TB flashed back to that episode in the first five minutes of the Princeton-Cornell men's lacrosse game this past Saturday.

TigerBlog's pregame story (they're not game notes anymore) for the game referred to Princeton's struggles in the early moments against Cornell. And then what happened? History repeated itself.

Cornell won the opening face-off and scored on its first possession. It was 3-0 after five minutes and 4-0 after the first quarter.

In the last three Princeton-Cornell games (the one this weekend and the two last year), Cornell has outscored Princeton 8-0 in the first five minutes of the games combined and then had Princeton outscore Cornell 20-18 in the combined final 55 minutes.

Still, those first five were too much to overcome, as Princeton never tied the Big Red at any point of the three games. Cornell, in the 180 minutes of the three games, had the lead for 175:32. The games were tied for 4:28; Princeton never led.

Think about that. Cornell had the lead for 175:32 of 180 minutes. That's staggering.

You can go back further in history and find that Cornell gets off to a fast start every time against Princeton. In fact, you have to go back to 2004 to find a game where Cornell did not score first - and early in the game, at that.

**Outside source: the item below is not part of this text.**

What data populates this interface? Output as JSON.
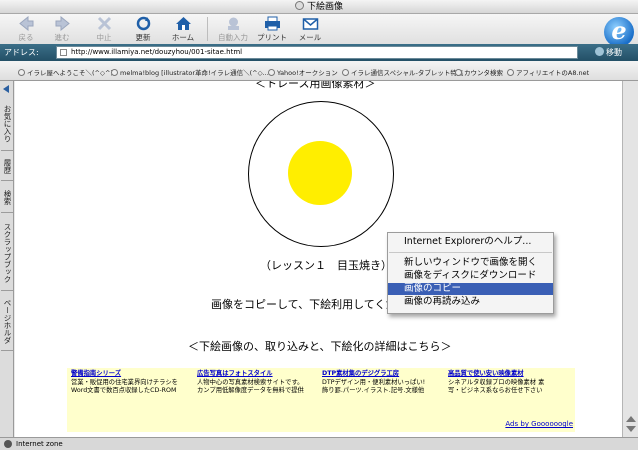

So why does it happen? Is it TB's fault? Are the players psyched out by reading about this stuff?

TB can't imagine that it's the case. If anything, TB's belief is the opposite, that players who read that information are motivated to change it.

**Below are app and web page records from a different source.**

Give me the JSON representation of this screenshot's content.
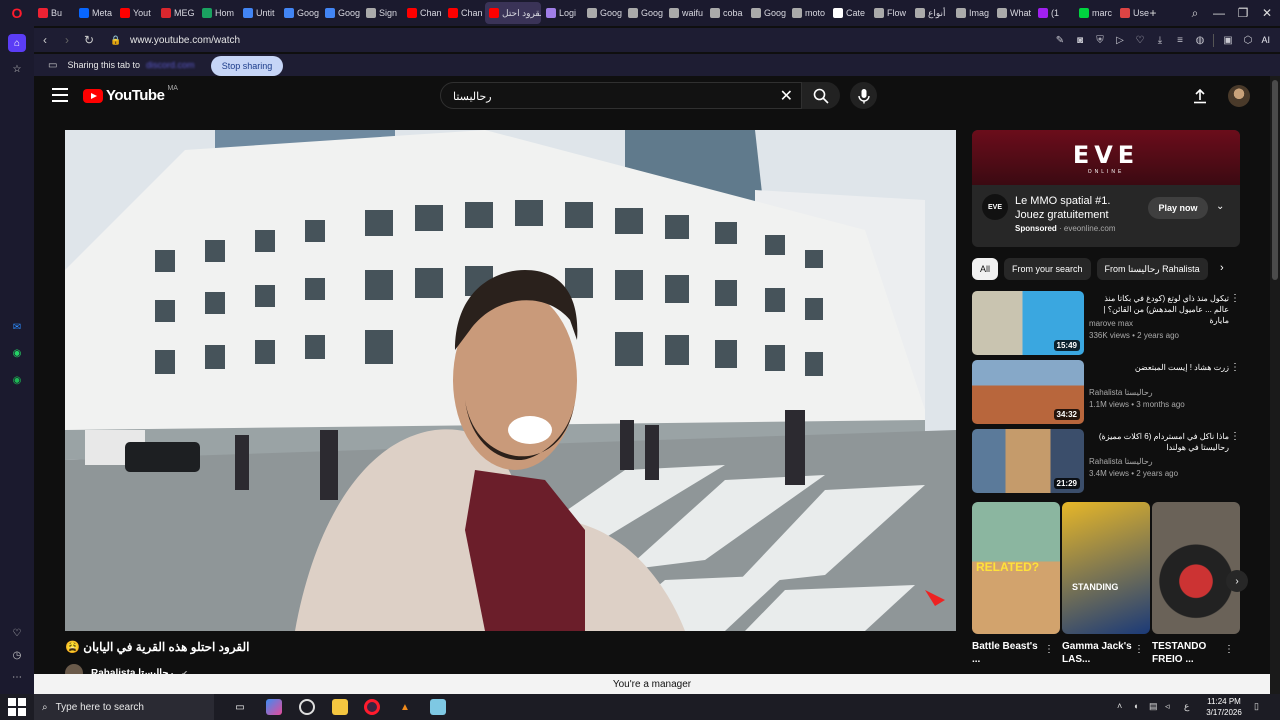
{
  "browser": {
    "tabs": [
      {
        "label": "Bu",
        "color": "#e23"
      },
      {
        "label": "Meta",
        "color": "#0866ff"
      },
      {
        "label": "Yout",
        "color": "#f00"
      },
      {
        "label": "MEG",
        "color": "#d9272e"
      },
      {
        "label": "Hom",
        "color": "#1aa260"
      },
      {
        "label": "Untit",
        "color": "#4285f4"
      },
      {
        "label": "Goog",
        "color": "#4285f4"
      },
      {
        "label": "Goog",
        "color": "#4285f4"
      },
      {
        "label": "Sign",
        "color": "#aaa"
      },
      {
        "label": "Chan",
        "color": "#f00"
      },
      {
        "label": "Chan",
        "color": "#f00"
      },
      {
        "label": "القرود احتل",
        "color": "#f00",
        "active": true
      },
      {
        "label": "Logi",
        "color": "#a07ee8"
      },
      {
        "label": "Goog",
        "color": "#aaa"
      },
      {
        "label": "Goog",
        "color": "#aaa"
      },
      {
        "label": "waifu",
        "color": "#aaa"
      },
      {
        "label": "coba",
        "color": "#aaa"
      },
      {
        "label": "Goog",
        "color": "#aaa"
      },
      {
        "label": "moto",
        "color": "#aaa"
      },
      {
        "label": "Cate",
        "color": "#fff"
      },
      {
        "label": "Flow",
        "color": "#aaa"
      },
      {
        "label": "أنواع",
        "color": "#aaa"
      },
      {
        "label": "Imag",
        "color": "#aaa"
      },
      {
        "label": "What",
        "color": "#aaa"
      },
      {
        "label": "(1",
        "color": "#a020f0"
      },
      {
        "label": "marc",
        "color": "#00d43f"
      },
      {
        "label": "Use",
        "color": "#d44"
      }
    ],
    "new_tab": "+",
    "url": "www.youtube.com/watch",
    "ai_label": "AI",
    "sharing_text": "Sharing this tab to",
    "sharing_target": "discord.com",
    "stop_sharing": "Stop sharing",
    "manager_text": "You're a manager"
  },
  "youtube": {
    "logo_text": "YouTube",
    "country_code": "MA",
    "search_value": "رحالیستا",
    "video_title": "القرود احتلو هذه القرية في اليابان 😩",
    "channel_name": "Rahalista رحالیستا",
    "ad": {
      "logo": "EVE",
      "logo_sub": "ONLINE",
      "icon_text": "EVE",
      "headline": "Le MMO spatial #1. Jouez gratuitement",
      "sponsored": "Sponsored",
      "domain": "eveonline.com",
      "play_label": "Play now"
    },
    "chips": [
      "All",
      "From your search",
      "From رحالیستا Rahalista"
    ],
    "recommendations": [
      {
        "title": "تيكول منذ ذاي لوتغ (كودغ في بكاتا منذ عالم ... عاميول المدهش) من القائن؟ | مايارة",
        "channel": "marove max",
        "meta": "336K views • 2 years ago",
        "duration": "15:49"
      },
      {
        "title": "زرت هشاد ! إيست المبتعضن",
        "channel": "Rahalista رحالیستا",
        "meta": "1.1M views • 3 months ago",
        "duration": "34:32"
      },
      {
        "title": "ماذا ناكل في امستردام (6 اكلات مميزة) رحالیستا في هولندا",
        "channel": "Rahalista رحالیستا",
        "meta": "3.4M views • 2 years ago",
        "duration": "21:29"
      }
    ],
    "shorts": [
      {
        "title": "Battle Beast's ...",
        "overlay": "RELATED?"
      },
      {
        "title": "Gamma Jack's LAS...",
        "overlay": "STANDING"
      },
      {
        "title": "TESTANDO FREIO ...",
        "overlay": ""
      }
    ]
  },
  "taskbar": {
    "search_placeholder": "Type here to search",
    "time": "11:24 PM",
    "date": "3/17/2026",
    "lang": "ع"
  }
}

Whatever the reason, the game Saturday ended what has to be the single greatest regular-season day in Ivy League men's lacrosse history. There were three games with eight possible scenarios to affect the championship race and the field for the first Ivy League tournament.

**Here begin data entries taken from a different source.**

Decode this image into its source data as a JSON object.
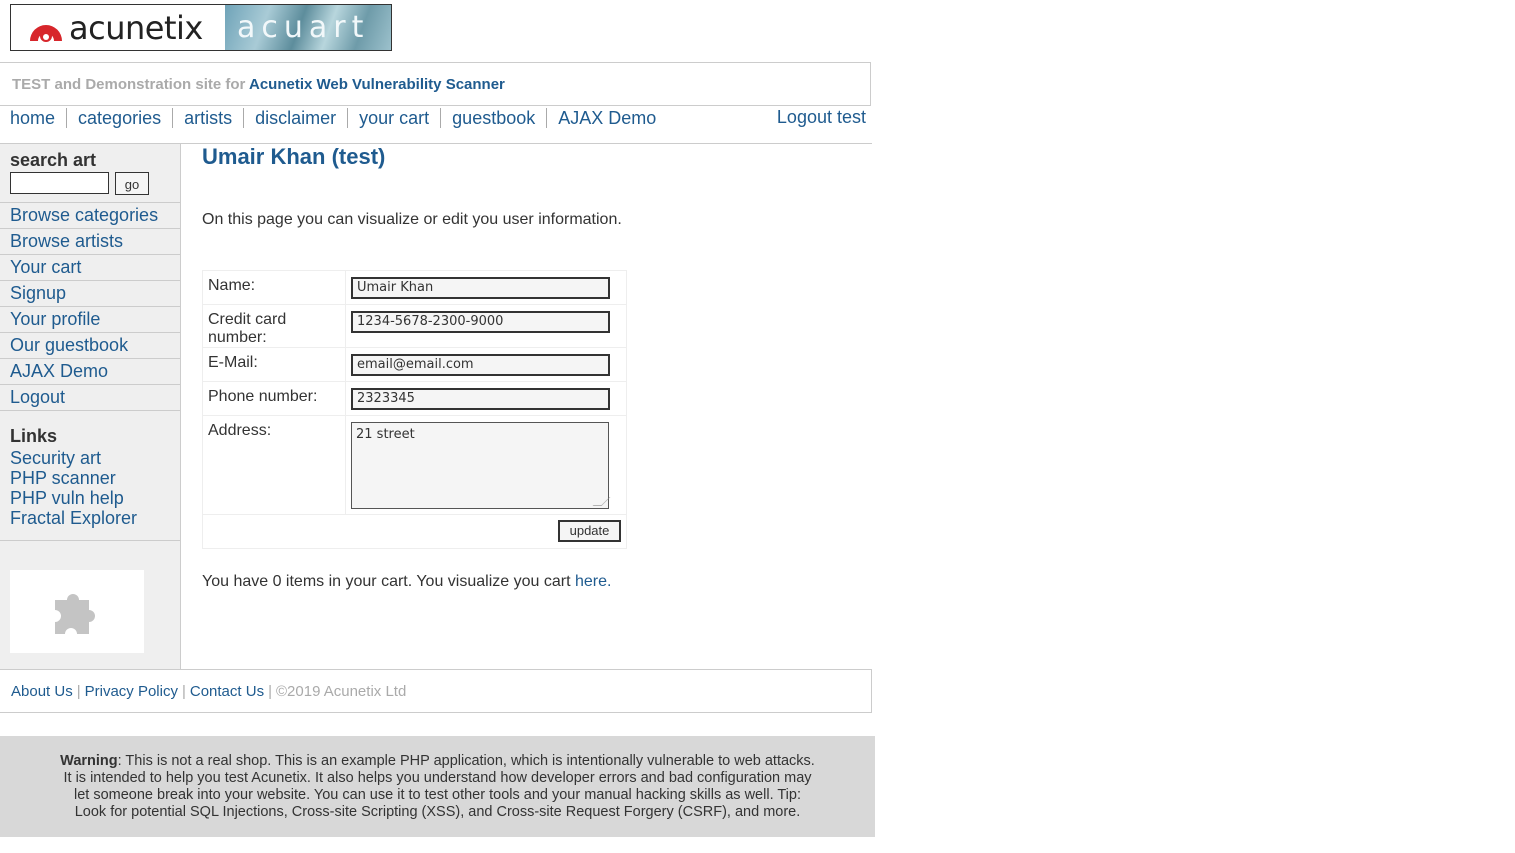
{
  "logo": {
    "brand": "acunetix",
    "product": "acuart"
  },
  "tagline": {
    "prefix": "TEST and Demonstration site for",
    "product_link": "Acunetix Web Vulnerability Scanner"
  },
  "topnav": {
    "items": [
      "home",
      "categories",
      "artists",
      "disclaimer",
      "your cart",
      "guestbook",
      "AJAX Demo"
    ],
    "logout": "Logout test"
  },
  "sidebar": {
    "search_title": "search art",
    "search_value": "",
    "go_label": "go",
    "menu": [
      "Browse categories",
      "Browse artists",
      "Your cart",
      "Signup",
      "Your profile",
      "Our guestbook",
      "AJAX Demo",
      "Logout"
    ],
    "links_title": "Links",
    "links": [
      "Security art",
      "PHP scanner",
      "PHP vuln help",
      "Fractal Explorer"
    ],
    "plugin_icon": "puzzle-piece-icon"
  },
  "main": {
    "title": "Umair Khan (test)",
    "intro": "On this page you can visualize or edit you user information.",
    "form": {
      "name_label": "Name:",
      "name_value": "Umair Khan",
      "cc_label": "Credit card number:",
      "cc_value": "1234-5678-2300-9000",
      "email_label": "E-Mail:",
      "email_value": "email@email.com",
      "phone_label": "Phone number:",
      "phone_value": "2323345",
      "address_label": "Address:",
      "address_value": "21 street",
      "update_label": "update"
    },
    "cart_text": "You have 0 items in your cart. You visualize you cart",
    "cart_link": "here",
    "cart_period": "."
  },
  "footer": {
    "about": "About Us",
    "privacy": "Privacy Policy",
    "contact": "Contact Us",
    "copyright": "©2019 Acunetix Ltd",
    "separator": "|"
  },
  "warning": {
    "label": "Warning",
    "line1": ": This is not a real shop. This is an example PHP application, which is intentionally vulnerable to web attacks.",
    "line2": "It is intended to help you test Acunetix. It also helps you understand how developer errors and bad configuration may",
    "line3": "let someone break into your website. You can use it to test other tools and your manual hacking skills as well. Tip:",
    "line4": "Look for potential SQL Injections, Cross-site Scripting (XSS), and Cross-site Request Forgery (CSRF), and more."
  },
  "colors": {
    "link": "#1f5b8f",
    "sidebar_bg": "#efefef",
    "warning_bg": "#d8d8d8",
    "logo_red": "#d7262b"
  }
}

And did you see the results? Yale beat Harvard 9-8. Brown beat Dartmouth 10-9, in overtime to boot. Had those games gone the other way, then Harvard and Dartmouth would have made the tournament field.

Then it was Princeton-Cornell. If the stat about how Cornell has had the lead for 175:32 of the 180 minutes of the last three games isn't wild enough, how about this for Princeton from Saturday:

Princeton had two separate scoring droughts of more than 20 minutes (20:40 to start the game and then 20:38 from the second to the fourth quarters) and then scored six goals in a 7:52 span of the fourth. Princeton had a chance to tie it at the end, which considering it was 9-3 after three quarters is amazing.

When the day was over, it was three one-goal games and a four-way tie for the league championship for the first time ever.

So where does it leave the Tigers? The NCAA tournament brackets are being debated on laxpower and Inside Lacrosse, but it seems that Princeton is secure in the field of 16. Getting a first round home game? That might depend on this weekend's Ivy tournament, to be held at Cornell, who won the tiebreaker.

Princeton plays Yale Friday at 5, followed by Cornell-Brown at 8. The final is Sunday at noon. The winner receives the automatic bid to the NCAA tournament; the four-way tie for the title stands.

TigerBlog is rooting for two things to come out of this. First, he'd love to see a Princeton-Cornell rematch, just to see if it'll happen again.

And second? Well, we're getting a little ahead of ourselves here, but how about a first-round NCAA tournament game with the ECAC champ at Princeton.